- [What needs to be done]:
A verbatim copy of the records below, pictures omitted, is the task.

- [Raw data]:
Segment Open
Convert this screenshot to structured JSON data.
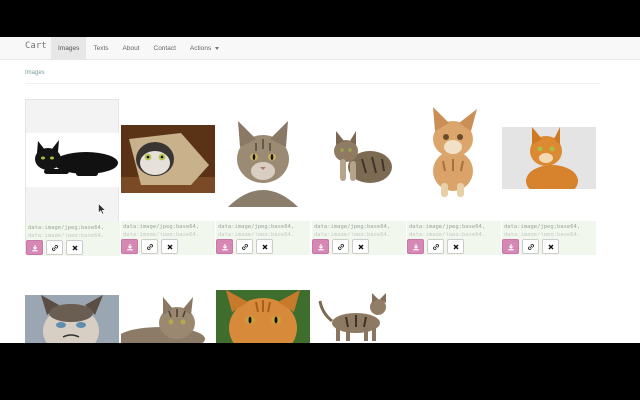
{
  "navbar": {
    "brand": "Cart",
    "items": [
      {
        "label": "Images"
      },
      {
        "label": "Texts"
      },
      {
        "label": "About"
      },
      {
        "label": "Contact"
      },
      {
        "label": "Actions"
      }
    ],
    "active_index": 0
  },
  "breadcrumb": "Images",
  "images": [
    {
      "uri": "data:image/jpeg;base64,",
      "subject": "black cat lying down"
    },
    {
      "uri": "data:image/jpeg;base64,",
      "subject": "cat in paper bag"
    },
    {
      "uri": "data:image/jpeg;base64,",
      "subject": "tabby cat portrait"
    },
    {
      "uri": "data:image/jpeg;base64,",
      "subject": "tabby cat sitting"
    },
    {
      "uri": "data:image/jpeg;base64,",
      "subject": "ginger kitten"
    },
    {
      "uri": "data:image/jpeg;base64,",
      "subject": "orange cat"
    },
    {
      "subject": "grumpy cat"
    },
    {
      "subject": "tabby cat lying"
    },
    {
      "subject": "orange cat close-up"
    },
    {
      "subject": "tabby cat standing"
    }
  ],
  "icons": {
    "download": "download-icon",
    "link": "link-icon",
    "remove": "close-icon"
  },
  "colors": {
    "download_button": "#d488b3",
    "card_footer": "#f1f7ed",
    "navbar": "#f8f8f8"
  }
}
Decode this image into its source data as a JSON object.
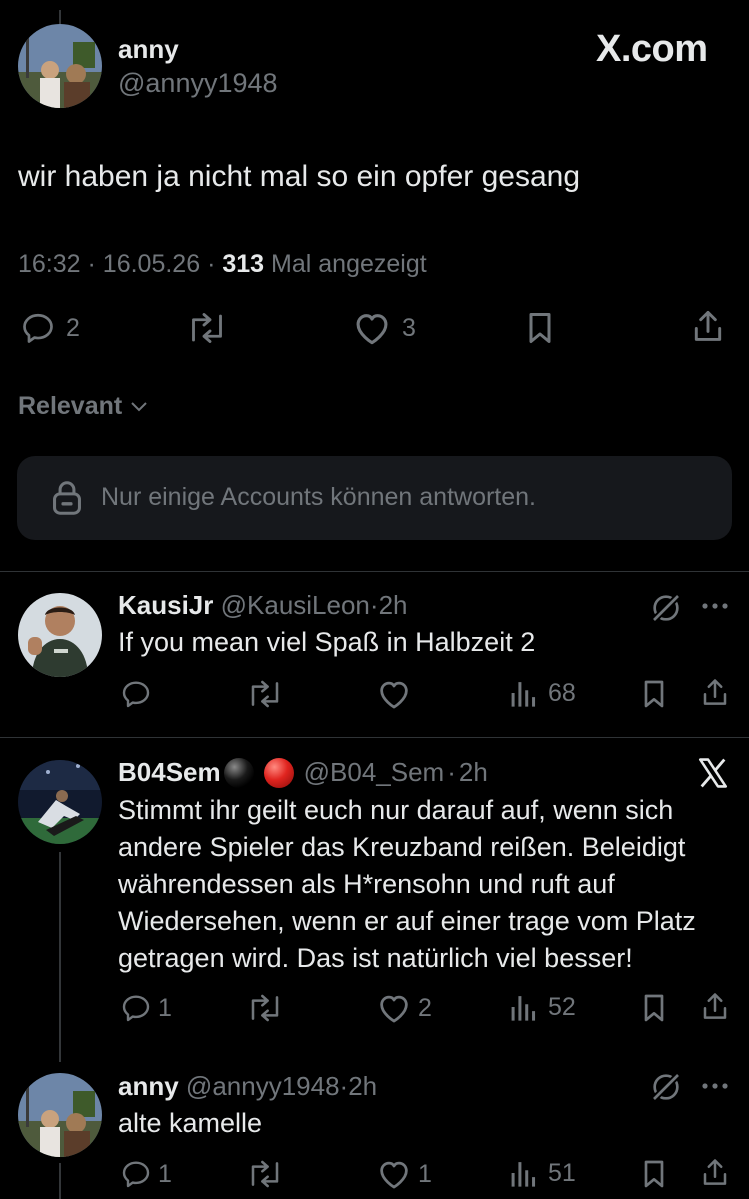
{
  "watermark": "X.com",
  "main_post": {
    "display_name": "anny",
    "handle": "@annyy1948",
    "text": "wir haben ja nicht mal so ein opfer gesang",
    "time": "16:32",
    "date": "16.05.26",
    "views_count": "313",
    "views_label": "Mal angezeigt",
    "reply_count": "2",
    "like_count": "3"
  },
  "sort": {
    "label": "Relevant"
  },
  "reply_restriction": {
    "text": "Nur einige Accounts können antworten."
  },
  "replies": [
    {
      "display_name": "KausiJr",
      "handle": "@KausiLeon",
      "time": "2h",
      "text": "If you mean viel Spaß in Halbzeit 2",
      "views": "68"
    },
    {
      "display_name": "B04Sem",
      "handle": "@B04_Sem",
      "time": "2h",
      "text_lines": [
        "Stimmt ihr geilt euch nur darauf auf, wenn sich",
        "andere Spieler das Kreuzband reißen. Beleidigt",
        "währendessen als H*rensohn und ruft auf",
        "Wiedersehen, wenn er auf einer trage vom Platz",
        "getragen wird. Das ist natürlich viel besser!"
      ],
      "reply_count": "1",
      "like_count": "2",
      "views": "52"
    },
    {
      "display_name": "anny",
      "handle": "@annyy1948",
      "time": "2h",
      "text": "alte kamelle",
      "reply_count": "1",
      "like_count": "1",
      "views": "51"
    }
  ],
  "separator": "·",
  "colors": {
    "background": "#000000",
    "text": "#e7e9ea",
    "muted": "#71767b",
    "card": "#16181c",
    "red_circle": "#e0241f"
  }
}
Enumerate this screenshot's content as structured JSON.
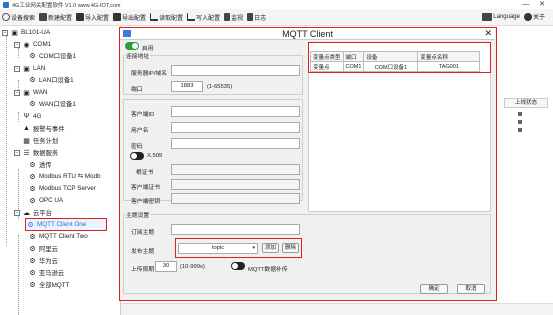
{
  "app": {
    "title": "4G工业网关配置软件 V1.0 www.4G-IOT.com",
    "win_controls": "— ✕"
  },
  "toolbar": {
    "items": [
      {
        "label": "设备搜索"
      },
      {
        "label": "新建配置"
      },
      {
        "label": "导入配置"
      },
      {
        "label": "导出配置"
      },
      {
        "label": "读取配置"
      },
      {
        "label": "写入配置"
      },
      {
        "label": "监视"
      },
      {
        "label": "日志"
      }
    ],
    "language": "Language",
    "about": "关于"
  },
  "tree": {
    "root": "BL101-UA",
    "com1": "COM1",
    "com1_dev": "COM口设备1",
    "lan": "LAN",
    "lan_dev": "LAN口设备1",
    "wan": "WAN",
    "wan_dev": "WAN口设备1",
    "g4": "4G",
    "alarm": "报警与事件",
    "task": "任务计划",
    "data_service": "数据服务",
    "passthrough": "透传",
    "modbus_rtu": "Modbus RTU ⇆ Modb",
    "modbus_tcp": "Modbus TCP Server",
    "opcua": "OPC UA",
    "cloud": "云平台",
    "mqtt1": "MQTT Client One",
    "mqtt2": "MQTT Client Two",
    "aliyun": "阿里云",
    "huawei": "华为云",
    "aws": "亚马逊云",
    "more": "全部MQTT"
  },
  "bg_panel": {
    "header": "上线状态"
  },
  "dialog": {
    "title": "MQTT Client",
    "enable_label": "启用",
    "server_group": "连接地址",
    "server_label": "服务器IP/域名",
    "server_value": "",
    "port_label": "端口",
    "port_value": "1883",
    "port_hint": "(1-65535)",
    "client_id_label": "客户端ID",
    "username_label": "用户名",
    "password_label": "密码",
    "x509_label": "X.509",
    "root_cert_label": "根证书",
    "client_cert_label": "客户端证书",
    "client_key_label": "客户端密钥",
    "topic_group": "主题设置",
    "sub_label": "订阅主题",
    "pub_label": "发布主题",
    "pub_select": "topic",
    "add_btn": "添加",
    "del_btn": "删除",
    "period_label": "上传周期",
    "period_value": "30",
    "period_hint": "(10-999s)",
    "mqtt_format": "MQTT数据补传",
    "ok_btn": "确定",
    "cancel_btn": "取消",
    "table": {
      "headers": [
        "变量点类型",
        "端口",
        "设备",
        "变量点名称"
      ],
      "rows": [
        [
          "变量点",
          "COM1",
          "COM口设备1",
          "TAG001"
        ]
      ]
    }
  },
  "colors": {
    "accent": "#e02020",
    "toggle_on": "#2e9e3a",
    "selection": "#2d6fd0"
  }
}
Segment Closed
- [Reply]:
Convert this screenshot to structured JSON data.
{
  "navbar": {
    "brand": "Cart",
    "items": [
      {
        "label": "Images"
      },
      {
        "label": "Texts"
      },
      {
        "label": "About"
      },
      {
        "label": "Contact"
      },
      {
        "label": "Actions"
      }
    ],
    "active_index": 0
  },
  "breadcrumb": "Images",
  "images": [
    {
      "uri": "data:image/jpeg;base64,",
      "subject": "black cat lying down"
    },
    {
      "uri": "data:image/jpeg;base64,",
      "subject": "cat in paper bag"
    },
    {
      "uri": "data:image/jpeg;base64,",
      "subject": "tabby cat portrait"
    },
    {
      "uri": "data:image/jpeg;base64,",
      "subject": "tabby cat sitting"
    },
    {
      "uri": "data:image/jpeg;base64,",
      "subject": "ginger kitten"
    },
    {
      "uri": "data:image/jpeg;base64,",
      "subject": "orange cat"
    },
    {
      "subject": "grumpy cat"
    },
    {
      "subject": "tabby cat lying"
    },
    {
      "subject": "orange cat close-up"
    },
    {
      "subject": "tabby cat standing"
    }
  ],
  "icons": {
    "download": "download-icon",
    "link": "link-icon",
    "remove": "close-icon"
  },
  "colors": {
    "download_button": "#d488b3",
    "card_footer": "#f1f7ed",
    "navbar": "#f8f8f8"
  }
}
Decode this image into its source data as a JSON object.
{
  "watermark": "X.com",
  "main_post": {
    "display_name": "anny",
    "handle": "@annyy1948",
    "text": "wir haben ja nicht mal so ein opfer gesang",
    "time": "16:32",
    "date": "16.05.26",
    "views_count": "313",
    "views_label": "Mal angezeigt",
    "reply_count": "2",
    "like_count": "3"
  },
  "sort": {
    "label": "Relevant"
  },
  "reply_restriction": {
    "text": "Nur einige Accounts können antworten."
  },
  "replies": [
    {
      "display_name": "KausiJr",
      "handle": "@KausiLeon",
      "time": "2h",
      "text": "If you mean viel Spaß in Halbzeit 2",
      "views": "68"
    },
    {
      "display_name": "B04Sem",
      "handle": "@B04_Sem",
      "time": "2h",
      "text_lines": [
        "Stimmt ihr geilt euch nur darauf auf, wenn sich",
        "andere Spieler das Kreuzband reißen. Beleidigt",
        "währendessen als H*rensohn und ruft auf",
        "Wiedersehen, wenn er auf einer trage vom Platz",
        "getragen wird. Das ist natürlich viel besser!"
      ],
      "reply_count": "1",
      "like_count": "2",
      "views": "52"
    },
    {
      "display_name": "anny",
      "handle": "@annyy1948",
      "time": "2h",
      "text": "alte kamelle",
      "reply_count": "1",
      "like_count": "1",
      "views": "51"
    }
  ],
  "separator": "·",
  "colors": {
    "background": "#000000",
    "text": "#e7e9ea",
    "muted": "#71767b",
    "card": "#16181c",
    "red_circle": "#e0241f"
  }
}
Enumerate this screenshot's content as structured JSON.
{
  "app": {
    "title": "4G工业网关配置软件 V1.0 www.4G-IOT.com",
    "win_controls": "— ✕"
  },
  "toolbar": {
    "items": [
      {
        "label": "设备搜索"
      },
      {
        "label": "新建配置"
      },
      {
        "label": "导入配置"
      },
      {
        "label": "导出配置"
      },
      {
        "label": "读取配置"
      },
      {
        "label": "写入配置"
      },
      {
        "label": "监视"
      },
      {
        "label": "日志"
      }
    ],
    "language": "Language",
    "about": "关于"
  },
  "tree": {
    "root": "BL101-UA",
    "com1": "COM1",
    "com1_dev": "COM口设备1",
    "lan": "LAN",
    "lan_dev": "LAN口设备1",
    "wan": "WAN",
    "wan_dev": "WAN口设备1",
    "g4": "4G",
    "alarm": "报警与事件",
    "task": "任务计划",
    "data_service": "数据服务",
    "passthrough": "透传",
    "modbus_rtu": "Modbus RTU ⇆ Modb",
    "modbus_tcp": "Modbus TCP Server",
    "opcua": "OPC UA",
    "cloud": "云平台",
    "mqtt1": "MQTT Client One",
    "mqtt2": "MQTT Client Two",
    "aliyun": "阿里云",
    "huawei": "华为云",
    "aws": "亚马逊云",
    "more": "全部MQTT"
  },
  "bg_panel": {
    "header": "上线状态"
  },
  "dialog": {
    "title": "MQTT Client",
    "enable_label": "启用",
    "server_group": "连接地址",
    "server_label": "服务器IP/域名",
    "server_value": "",
    "port_label": "端口",
    "port_value": "1883",
    "port_hint": "(1-65535)",
    "client_id_label": "客户端ID",
    "username_label": "用户名",
    "password_label": "密码",
    "x509_label": "X.509",
    "root_cert_label": "根证书",
    "client_cert_label": "客户端证书",
    "client_key_label": "客户端密钥",
    "topic_group": "主题设置",
    "sub_label": "订阅主题",
    "pub_label": "发布主题",
    "pub_select": "topic",
    "add_btn": "添加",
    "del_btn": "删除",
    "period_label": "上传周期",
    "period_value": "30",
    "period_hint": "(10-999s)",
    "mqtt_format": "MQTT数据补传",
    "ok_btn": "确定",
    "cancel_btn": "取消",
    "table": {
      "headers": [
        "变量点类型",
        "端口",
        "设备",
        "变量点名称"
      ],
      "rows": [
        [
          "变量点",
          "COM1",
          "COM口设备1",
          "TAG001"
        ]
      ]
    }
  },
  "colors": {
    "accent": "#e02020",
    "toggle_on": "#2e9e3a",
    "selection": "#2d6fd0"
  }
}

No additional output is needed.